After attending a 10-day ecumenical gathering in early June, Eszter Feke reflects on her time in Germany. The European ecumenical study course has been taking place in a small town near Munich for the last 50 years, gathering religious professionals for discussions and community building. This years focus was arts and faith.
“It is the right train, isn’t it?”
“I have no idea. I can’t find Fischausen-Neuhaus on the list.”
“But the direction is right?”
“It is the right train, but not the right car. We have to go to the front in the next station so we’re going in the right direction.”
Finally we arrive at Josefstal. We have 10 minutes to have supper and I feel that we are in Germany. I can’t play with time during these 10 days. I have to surround myself with punctual people so that I won’t be late…
But why are we here now? Josefstal is a small town near Munich. There is a European ecumenical study course that has been taking place every summer for 50 years in the study center of the ELKB. This year the focus was on arts and faith.
Every day we looked at new perspectives. There were lectures about the theology of icons and about the reformed perspective. We went also to an arch-shaped reformed church. Instead of pictures, the whole building is a collection of symbols with amazing artwork on the front above the doorframe. We also visited a catholic church full of pictures and sculptures. It is interesting that both have a message which speaks to people – some understand this while others understand that. We also talked about how to make a Christian broadcast with an officer of radio broadcasting and television of the ELKB: is it required to speak directly about Jesus? We talked about the provocation of arts, whether it is useful, necessary or useless. On Saturday we had an off-topic day and thought about refugees.
Art, faith, everyday-life, identity, culture, diversity, unity…Time stops and it is an endless conversation for 10 days.
We could experience the beauty of the diversity during this ecumenical gathering. We were there from different cultures and different churches, but we could sing in the choir together and practice some songs for the Sunday sermon. It’s always amazing to me. This whole course is like a choir: we sing in different tones a different melody about the same and the fugue is composed. As long as we have a good sense of humor and some good Bayern beer, we don’t need anything else for some memorable evenings.
“Eszter, we haven’t talked about literature for a day.”
“Oh, right. Let’s turn back to it.”
And we talk about literature for a while. Then other topics, jokes, and songs come. We don’t only have spontaneous discussions; we have organized ones as well. We had three so called Forum Europe evenings when we had an opportunity to present our church and congregation. Then we could ask questions and learn from the faith of each.
One amazing supper is at the Culinary Forum Europe. We were told to bring a culinary specialty from our country. We started to set our national table and I looked around: foods which I have never seen before, sweets, cheeses. I will start with some cheese…
“Is it a Tokaji wine? Can I try it?”
“Of course, I will not bring it back.”
“Right, you won’t.”

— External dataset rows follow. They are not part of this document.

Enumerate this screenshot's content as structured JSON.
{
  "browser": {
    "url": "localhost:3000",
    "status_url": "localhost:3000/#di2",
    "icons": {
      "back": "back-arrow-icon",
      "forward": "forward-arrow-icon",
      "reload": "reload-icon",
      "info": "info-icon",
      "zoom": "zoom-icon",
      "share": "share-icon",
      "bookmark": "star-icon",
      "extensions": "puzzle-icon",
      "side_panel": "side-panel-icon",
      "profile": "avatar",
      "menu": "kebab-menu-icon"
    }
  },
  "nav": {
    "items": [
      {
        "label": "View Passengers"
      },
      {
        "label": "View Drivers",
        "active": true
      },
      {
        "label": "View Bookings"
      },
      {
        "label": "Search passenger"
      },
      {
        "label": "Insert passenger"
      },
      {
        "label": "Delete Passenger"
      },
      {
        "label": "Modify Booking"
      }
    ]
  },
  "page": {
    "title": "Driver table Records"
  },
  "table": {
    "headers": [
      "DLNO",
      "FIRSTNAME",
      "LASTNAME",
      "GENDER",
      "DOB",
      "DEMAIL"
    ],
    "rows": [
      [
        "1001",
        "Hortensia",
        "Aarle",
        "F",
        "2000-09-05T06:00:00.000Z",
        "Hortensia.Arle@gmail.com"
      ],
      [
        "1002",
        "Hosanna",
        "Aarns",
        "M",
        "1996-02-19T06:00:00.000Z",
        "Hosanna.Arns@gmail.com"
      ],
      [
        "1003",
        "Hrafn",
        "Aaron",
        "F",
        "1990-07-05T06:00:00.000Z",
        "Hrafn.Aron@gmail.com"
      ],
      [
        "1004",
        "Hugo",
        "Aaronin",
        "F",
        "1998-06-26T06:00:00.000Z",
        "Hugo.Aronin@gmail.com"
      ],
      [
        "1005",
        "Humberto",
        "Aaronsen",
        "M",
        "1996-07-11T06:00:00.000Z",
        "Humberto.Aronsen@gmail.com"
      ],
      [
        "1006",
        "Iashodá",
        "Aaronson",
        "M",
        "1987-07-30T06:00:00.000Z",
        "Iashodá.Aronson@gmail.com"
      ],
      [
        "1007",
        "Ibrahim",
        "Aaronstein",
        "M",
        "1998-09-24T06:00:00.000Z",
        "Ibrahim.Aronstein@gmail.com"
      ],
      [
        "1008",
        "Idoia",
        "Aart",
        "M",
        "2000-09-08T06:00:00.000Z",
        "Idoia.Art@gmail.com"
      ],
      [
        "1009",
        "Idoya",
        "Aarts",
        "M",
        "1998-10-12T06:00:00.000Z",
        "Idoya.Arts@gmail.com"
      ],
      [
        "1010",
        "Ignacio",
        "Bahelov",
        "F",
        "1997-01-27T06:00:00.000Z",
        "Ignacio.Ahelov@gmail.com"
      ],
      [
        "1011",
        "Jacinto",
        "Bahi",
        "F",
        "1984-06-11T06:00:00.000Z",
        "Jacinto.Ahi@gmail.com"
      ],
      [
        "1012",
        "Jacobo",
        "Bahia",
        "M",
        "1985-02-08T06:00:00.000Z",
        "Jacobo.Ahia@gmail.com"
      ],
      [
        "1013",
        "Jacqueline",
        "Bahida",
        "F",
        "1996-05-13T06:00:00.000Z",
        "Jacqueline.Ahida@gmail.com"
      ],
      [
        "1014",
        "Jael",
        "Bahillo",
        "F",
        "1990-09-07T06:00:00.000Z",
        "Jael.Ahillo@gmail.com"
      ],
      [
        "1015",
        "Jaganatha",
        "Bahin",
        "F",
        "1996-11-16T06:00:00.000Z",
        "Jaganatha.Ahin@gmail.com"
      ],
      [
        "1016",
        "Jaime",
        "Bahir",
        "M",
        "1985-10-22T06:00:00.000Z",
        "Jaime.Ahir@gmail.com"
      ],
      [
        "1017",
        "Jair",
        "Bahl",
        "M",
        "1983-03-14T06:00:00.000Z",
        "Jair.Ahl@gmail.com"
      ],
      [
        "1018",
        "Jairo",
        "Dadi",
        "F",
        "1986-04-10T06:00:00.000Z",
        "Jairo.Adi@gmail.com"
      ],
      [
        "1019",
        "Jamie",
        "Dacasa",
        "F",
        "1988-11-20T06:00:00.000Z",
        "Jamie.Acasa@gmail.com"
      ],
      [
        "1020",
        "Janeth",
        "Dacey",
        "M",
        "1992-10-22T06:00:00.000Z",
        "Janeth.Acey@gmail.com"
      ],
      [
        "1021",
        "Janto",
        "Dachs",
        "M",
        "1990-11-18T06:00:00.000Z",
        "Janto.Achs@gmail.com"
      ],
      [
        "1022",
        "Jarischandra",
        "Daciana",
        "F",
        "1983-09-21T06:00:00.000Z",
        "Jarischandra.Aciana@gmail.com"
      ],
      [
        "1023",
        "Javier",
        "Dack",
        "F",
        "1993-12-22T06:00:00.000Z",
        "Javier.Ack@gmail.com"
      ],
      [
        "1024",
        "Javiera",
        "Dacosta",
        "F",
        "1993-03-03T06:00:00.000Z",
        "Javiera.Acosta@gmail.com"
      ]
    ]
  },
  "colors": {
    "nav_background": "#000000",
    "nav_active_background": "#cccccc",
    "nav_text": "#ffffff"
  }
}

First I think I have to try every kind of food – it is mission impossible – but it is somehow impressive. We all have something to be proud of and I cannot choose only some because everything is unique. The night is long…
This is also a kind of art: to be in unity and at the same time also be a diverse community – to reserve our identity and also share it with others.
It’s the last day. We prepare for the last sermon. We collect the icons which we got in the first day from Sister Marina who’d written one all to us. As people enter, they place their icons down in front and at the end, with a blessing, the icons are given back to everyone so that they make take their blessing with them. “Take this icon as a window to God.”
This icon is on my table now and when I look at it, a prayer comes to my mind for those with whom I am connected. I have never been able to interpret icons, I don’t know these symbols, but now I think I’m getting closer, for we are all icons to each other. In this world, we are the reflections of God’s love and the creativity of His creation.
Article by Eszter Feke